Floods impacted a large part of Indonesia as well throughout the year, first in January & February, then again in September when the country’s capital Jakarta was hit. Then in July, flash floods and landslides killed at least 16 people on the island of Sulawesi.
“At least 60 people were killed and thousands were forced to flee homes early this year in the deadliest flooding to hit Jakarta in more than a decade during which floodwaters rose as high as a single-story house”- Bloomberg
In January and again in October, a high magnitude earthquake hit Turkey, killing more than 100 people and injuring more than a thousand people.
The Caribbean islands were hit by one of the largest earthquakes of the year, measuring 7.7 magnitudes, thankfully it did not cost any lives.

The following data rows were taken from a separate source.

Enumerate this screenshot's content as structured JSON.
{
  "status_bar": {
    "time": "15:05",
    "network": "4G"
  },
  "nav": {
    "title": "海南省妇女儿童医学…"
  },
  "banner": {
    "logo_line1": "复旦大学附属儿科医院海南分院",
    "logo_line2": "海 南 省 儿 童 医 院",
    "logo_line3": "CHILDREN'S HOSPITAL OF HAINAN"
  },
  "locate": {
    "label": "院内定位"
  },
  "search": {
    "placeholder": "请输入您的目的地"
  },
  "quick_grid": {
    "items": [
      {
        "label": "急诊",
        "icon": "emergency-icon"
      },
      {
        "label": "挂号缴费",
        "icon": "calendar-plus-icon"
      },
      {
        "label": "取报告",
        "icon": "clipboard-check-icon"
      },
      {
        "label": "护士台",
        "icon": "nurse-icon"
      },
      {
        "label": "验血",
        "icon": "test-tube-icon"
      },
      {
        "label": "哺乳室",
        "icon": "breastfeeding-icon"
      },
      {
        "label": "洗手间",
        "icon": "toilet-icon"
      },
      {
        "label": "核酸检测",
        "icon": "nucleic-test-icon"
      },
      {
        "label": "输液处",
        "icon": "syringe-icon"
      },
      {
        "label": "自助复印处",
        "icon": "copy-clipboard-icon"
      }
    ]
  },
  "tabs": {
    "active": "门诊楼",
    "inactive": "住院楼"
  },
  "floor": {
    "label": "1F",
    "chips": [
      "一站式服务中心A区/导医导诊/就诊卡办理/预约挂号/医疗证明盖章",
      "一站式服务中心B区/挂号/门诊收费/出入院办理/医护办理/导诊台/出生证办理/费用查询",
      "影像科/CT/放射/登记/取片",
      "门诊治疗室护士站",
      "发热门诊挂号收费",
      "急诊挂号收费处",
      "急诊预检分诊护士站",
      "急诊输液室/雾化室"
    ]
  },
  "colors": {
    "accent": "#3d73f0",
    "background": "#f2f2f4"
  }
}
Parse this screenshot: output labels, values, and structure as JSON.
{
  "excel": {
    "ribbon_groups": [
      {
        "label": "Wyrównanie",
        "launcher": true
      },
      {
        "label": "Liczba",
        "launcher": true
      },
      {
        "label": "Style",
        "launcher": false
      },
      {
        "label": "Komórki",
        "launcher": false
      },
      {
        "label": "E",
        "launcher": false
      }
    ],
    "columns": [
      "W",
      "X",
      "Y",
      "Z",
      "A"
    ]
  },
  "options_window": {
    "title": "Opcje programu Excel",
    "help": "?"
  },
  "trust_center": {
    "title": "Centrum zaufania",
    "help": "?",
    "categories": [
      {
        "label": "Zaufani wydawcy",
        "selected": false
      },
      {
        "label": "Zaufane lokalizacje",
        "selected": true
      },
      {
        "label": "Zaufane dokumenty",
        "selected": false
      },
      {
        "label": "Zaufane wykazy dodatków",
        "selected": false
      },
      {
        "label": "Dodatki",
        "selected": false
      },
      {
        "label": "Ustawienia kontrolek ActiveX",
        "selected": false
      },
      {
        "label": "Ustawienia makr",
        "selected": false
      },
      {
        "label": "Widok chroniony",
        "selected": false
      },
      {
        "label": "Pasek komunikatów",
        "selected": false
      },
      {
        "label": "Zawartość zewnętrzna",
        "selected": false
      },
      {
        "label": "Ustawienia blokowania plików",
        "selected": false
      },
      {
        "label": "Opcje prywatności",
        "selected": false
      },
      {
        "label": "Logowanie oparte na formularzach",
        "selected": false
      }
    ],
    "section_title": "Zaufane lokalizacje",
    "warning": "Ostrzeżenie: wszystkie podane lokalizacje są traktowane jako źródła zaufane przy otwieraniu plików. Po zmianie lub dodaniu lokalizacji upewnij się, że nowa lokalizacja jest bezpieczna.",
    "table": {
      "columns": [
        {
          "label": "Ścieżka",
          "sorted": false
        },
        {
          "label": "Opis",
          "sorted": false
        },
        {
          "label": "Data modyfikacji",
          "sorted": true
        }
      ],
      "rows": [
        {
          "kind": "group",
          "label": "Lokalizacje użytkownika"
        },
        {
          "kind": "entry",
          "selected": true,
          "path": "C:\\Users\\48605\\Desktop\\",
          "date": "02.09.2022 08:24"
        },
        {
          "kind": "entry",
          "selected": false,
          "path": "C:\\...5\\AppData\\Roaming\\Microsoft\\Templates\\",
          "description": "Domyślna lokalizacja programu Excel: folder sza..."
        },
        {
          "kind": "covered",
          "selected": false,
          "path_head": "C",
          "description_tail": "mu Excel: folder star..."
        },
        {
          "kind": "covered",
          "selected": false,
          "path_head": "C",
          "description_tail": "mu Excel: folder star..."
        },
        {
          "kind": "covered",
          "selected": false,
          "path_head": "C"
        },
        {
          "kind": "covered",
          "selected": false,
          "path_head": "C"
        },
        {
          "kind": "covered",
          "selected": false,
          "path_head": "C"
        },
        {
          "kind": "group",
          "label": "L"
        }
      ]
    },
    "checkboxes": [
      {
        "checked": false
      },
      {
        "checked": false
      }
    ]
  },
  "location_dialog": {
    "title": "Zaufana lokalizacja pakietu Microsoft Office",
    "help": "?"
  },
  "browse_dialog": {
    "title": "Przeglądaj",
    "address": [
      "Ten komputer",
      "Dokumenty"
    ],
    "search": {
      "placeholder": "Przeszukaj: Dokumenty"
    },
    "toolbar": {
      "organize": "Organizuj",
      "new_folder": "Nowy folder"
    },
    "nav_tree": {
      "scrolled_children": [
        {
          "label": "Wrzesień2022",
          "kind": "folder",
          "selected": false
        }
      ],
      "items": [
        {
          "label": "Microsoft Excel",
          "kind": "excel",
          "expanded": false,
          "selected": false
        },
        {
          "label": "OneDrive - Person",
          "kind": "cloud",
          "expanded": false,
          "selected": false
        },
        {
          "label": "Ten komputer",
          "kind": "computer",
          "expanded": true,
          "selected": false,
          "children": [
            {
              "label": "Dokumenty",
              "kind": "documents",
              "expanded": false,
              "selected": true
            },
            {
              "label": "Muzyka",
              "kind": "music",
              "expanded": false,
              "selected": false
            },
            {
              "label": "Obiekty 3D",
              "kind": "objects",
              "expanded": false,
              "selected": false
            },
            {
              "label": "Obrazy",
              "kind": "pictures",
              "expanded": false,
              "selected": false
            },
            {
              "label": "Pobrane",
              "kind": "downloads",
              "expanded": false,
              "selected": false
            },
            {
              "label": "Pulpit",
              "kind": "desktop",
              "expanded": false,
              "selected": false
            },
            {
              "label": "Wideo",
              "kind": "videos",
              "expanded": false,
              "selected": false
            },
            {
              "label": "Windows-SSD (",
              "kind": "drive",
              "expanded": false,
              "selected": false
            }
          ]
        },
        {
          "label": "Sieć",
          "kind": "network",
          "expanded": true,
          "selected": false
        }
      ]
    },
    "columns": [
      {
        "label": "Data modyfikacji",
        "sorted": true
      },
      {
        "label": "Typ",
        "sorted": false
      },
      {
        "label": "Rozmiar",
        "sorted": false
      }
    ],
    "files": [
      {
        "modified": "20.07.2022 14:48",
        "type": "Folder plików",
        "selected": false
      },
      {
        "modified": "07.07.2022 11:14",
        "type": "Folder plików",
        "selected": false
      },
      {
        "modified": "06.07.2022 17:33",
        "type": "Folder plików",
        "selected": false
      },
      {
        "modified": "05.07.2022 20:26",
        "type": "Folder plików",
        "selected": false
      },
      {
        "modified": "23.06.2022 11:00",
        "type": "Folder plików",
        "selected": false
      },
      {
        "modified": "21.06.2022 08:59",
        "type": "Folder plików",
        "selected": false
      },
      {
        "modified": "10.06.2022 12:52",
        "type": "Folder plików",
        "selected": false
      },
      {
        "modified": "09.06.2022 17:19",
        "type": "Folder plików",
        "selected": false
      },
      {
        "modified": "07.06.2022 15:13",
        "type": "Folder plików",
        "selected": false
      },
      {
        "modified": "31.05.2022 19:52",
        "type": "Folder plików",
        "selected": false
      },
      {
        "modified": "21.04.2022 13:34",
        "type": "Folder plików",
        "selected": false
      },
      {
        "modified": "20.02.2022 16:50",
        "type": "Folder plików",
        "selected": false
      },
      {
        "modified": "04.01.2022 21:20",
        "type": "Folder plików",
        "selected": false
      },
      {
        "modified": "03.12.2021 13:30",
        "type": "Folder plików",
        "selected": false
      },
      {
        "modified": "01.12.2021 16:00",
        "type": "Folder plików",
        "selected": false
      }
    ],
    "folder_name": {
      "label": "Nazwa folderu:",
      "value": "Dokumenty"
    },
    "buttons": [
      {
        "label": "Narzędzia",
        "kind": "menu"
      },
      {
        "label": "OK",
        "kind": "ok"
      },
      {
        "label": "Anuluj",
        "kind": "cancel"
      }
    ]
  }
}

Other earthquakes that were reported were from the coast of Alaska (7.8 magnitudes), Oaxaca in Mexico (7.4 magnitudes).
As I write this article, a major earthquake shattered central European countries Slovenia and Croatia. The last strong earthquake which took place in the region was in 1994.
If there is any misapprehension that Climate Change impacts only the developing & underdeveloped parts of the world, let us bring some stories from highly developed & evolved European countries.
What started in 2003, over the past few years, many European countries have witnessed a series of high temperatures. According to the Copernicus European State of the Climate Report, 2019 was Europe’s warmest year on record, 11 of the continent’s 12 warmest years have occurred since 2000, and seem to have killed, around 140,00 people
2020, was not far behind, the extreme heatwave was observed in France, Germany, UK, Spain, Italy, and others throughout the summer months.
If floods inundated one part of the world, another part of the world faced severe droughts. California state which was considered as a leader in USA Agricultural production was hit by negligible rainfall and extremely high temperatures throughout summers.
Many countries in South America also experienced extended spells of the dry period in northern Argentina, Paraguay, and western areas of Brazil.
and many more…
If you think this is enough, locust swarms in India and Central Asia, the volcanic eruption in the Philippines & Indonesia, ice melting in Greenland and many others are on the list.
If you are interested to investigate further, here are a couple of specific monthly reports which were published –
Conclusion – Climate Change has to be solved
Climate change is not a country’s problem, it is not specific to any city or community. As we could see, climate change is on a relentless march and it continues to impact each one of us.
Reflecting on 2020 one feels that COVID-19 was a lesson on life, that combined many learnings in one i.e. the fragility of life & uncertainty of future, and above all, the supreme power of nature, which is reflected in an unusually high number of natural disasters in 2020.
These natural disasters only indicate the constant damage that we have inflicted on the planet & the environment. Recently Amitabh Bachan in the TV game show Kaun Banega Crorepati anecdotally compared the environmental damage to a body injury. An injury which by constant scratching has aggravated so much that shortly the limb will be amputated.
As I introduced in the article, though this year will be an unforgettable one, unless something dramatic happens, that dramatic event could be another calamity caused due to climate change. If we do not want that to happen, we as humans need to work together, leave our environmentally damaging idiosyncrasies and fight it together.